President Obama hoped to have a climate change bill in hand to strengthen America’s credibility in December at the world climate change conference in Copenhagen—but he may have to settle for a "show of progress" instead. A Republican boycott on the bill this week all but doomed hope of getting a bill passed before the conference.
But, is a "show" enough to convince other countries that the U.S. is no longer the rogue nation it was under Bush? We posed the question to Earthjustice legislative representative Sarah Saylor. Here’s her response:
Anyone watching the process knows that our Congressional leaders are moving the legislative process forward. That bill has cleared two of five key hurdles in the legislative process by passing through committee to the House floor, and through the House floor to the Senate.
The bill is currently being acted upon in committee in the Senate before it will be considered on the Senate floor.

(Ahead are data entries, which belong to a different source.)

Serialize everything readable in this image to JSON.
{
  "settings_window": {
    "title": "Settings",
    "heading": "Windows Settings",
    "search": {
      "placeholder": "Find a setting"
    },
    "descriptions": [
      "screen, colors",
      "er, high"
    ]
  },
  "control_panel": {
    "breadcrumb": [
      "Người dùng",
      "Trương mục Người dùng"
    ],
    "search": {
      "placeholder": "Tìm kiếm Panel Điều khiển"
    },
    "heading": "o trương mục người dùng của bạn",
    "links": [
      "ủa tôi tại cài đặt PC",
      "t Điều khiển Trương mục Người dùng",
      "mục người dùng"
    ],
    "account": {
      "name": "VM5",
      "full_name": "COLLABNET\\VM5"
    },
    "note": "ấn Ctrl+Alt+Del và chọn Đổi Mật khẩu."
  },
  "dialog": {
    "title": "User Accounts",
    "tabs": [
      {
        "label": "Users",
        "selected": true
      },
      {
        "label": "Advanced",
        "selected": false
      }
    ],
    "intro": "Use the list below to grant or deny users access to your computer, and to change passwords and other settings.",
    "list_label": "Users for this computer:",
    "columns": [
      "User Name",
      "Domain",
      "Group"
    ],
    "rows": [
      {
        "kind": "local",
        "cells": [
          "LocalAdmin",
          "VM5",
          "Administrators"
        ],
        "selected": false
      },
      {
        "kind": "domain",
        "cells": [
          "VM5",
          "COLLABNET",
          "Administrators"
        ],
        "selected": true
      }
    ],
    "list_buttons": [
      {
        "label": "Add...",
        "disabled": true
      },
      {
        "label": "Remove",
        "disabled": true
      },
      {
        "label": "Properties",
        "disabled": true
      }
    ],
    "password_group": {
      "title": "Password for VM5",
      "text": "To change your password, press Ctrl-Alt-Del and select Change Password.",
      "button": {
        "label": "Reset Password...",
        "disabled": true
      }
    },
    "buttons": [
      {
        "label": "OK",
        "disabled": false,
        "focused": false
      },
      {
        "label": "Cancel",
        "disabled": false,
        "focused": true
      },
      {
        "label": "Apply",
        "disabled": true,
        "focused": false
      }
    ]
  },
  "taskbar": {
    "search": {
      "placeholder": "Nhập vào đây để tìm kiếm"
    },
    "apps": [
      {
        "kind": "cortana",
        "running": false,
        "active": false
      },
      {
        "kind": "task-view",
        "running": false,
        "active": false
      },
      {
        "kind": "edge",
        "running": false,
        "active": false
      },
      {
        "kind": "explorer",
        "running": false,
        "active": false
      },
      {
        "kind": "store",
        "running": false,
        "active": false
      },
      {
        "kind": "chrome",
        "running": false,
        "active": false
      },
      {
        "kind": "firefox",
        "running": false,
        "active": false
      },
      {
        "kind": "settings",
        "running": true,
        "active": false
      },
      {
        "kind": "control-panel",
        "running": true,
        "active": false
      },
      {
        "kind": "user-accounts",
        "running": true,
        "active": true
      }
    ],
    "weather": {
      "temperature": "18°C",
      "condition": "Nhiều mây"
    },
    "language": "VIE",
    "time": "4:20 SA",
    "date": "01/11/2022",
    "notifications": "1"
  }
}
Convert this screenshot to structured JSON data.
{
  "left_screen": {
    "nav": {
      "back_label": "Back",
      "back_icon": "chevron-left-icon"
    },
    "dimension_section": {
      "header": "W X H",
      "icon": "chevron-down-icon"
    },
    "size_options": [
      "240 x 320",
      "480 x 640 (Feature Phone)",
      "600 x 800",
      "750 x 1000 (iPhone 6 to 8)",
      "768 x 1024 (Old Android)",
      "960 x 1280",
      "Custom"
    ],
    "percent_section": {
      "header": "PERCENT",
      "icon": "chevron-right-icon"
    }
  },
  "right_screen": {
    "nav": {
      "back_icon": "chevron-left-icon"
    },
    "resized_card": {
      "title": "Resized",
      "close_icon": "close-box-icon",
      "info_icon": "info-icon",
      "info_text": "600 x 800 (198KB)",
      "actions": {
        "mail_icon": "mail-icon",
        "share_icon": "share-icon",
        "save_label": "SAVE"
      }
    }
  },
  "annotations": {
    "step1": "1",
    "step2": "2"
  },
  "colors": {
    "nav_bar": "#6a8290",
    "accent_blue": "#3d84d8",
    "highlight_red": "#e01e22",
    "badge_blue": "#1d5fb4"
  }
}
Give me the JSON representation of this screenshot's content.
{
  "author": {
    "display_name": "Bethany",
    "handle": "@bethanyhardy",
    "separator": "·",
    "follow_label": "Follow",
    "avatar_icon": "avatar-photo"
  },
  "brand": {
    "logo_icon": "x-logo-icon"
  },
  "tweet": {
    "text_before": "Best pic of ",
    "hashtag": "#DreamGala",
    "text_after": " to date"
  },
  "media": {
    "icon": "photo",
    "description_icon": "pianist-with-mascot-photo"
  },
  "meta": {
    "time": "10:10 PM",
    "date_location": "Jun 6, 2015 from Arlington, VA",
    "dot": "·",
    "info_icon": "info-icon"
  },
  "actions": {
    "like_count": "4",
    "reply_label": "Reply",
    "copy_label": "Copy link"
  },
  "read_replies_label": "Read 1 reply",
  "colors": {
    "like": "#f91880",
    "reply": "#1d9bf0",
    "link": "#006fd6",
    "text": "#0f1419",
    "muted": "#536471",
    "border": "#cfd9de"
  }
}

The final step is a joint House and Senate conference committee before it goes to the President for his signature. This is good news internationally.
Based on the current draft bill, the Obama administration has a snapshot of where Congress is at this point in time and can negotiate on the basis of that information. But the administration will strengthen its hand by pointing to energy efficiency initiatives and pollution reduction rules to which the administration itself has already committed.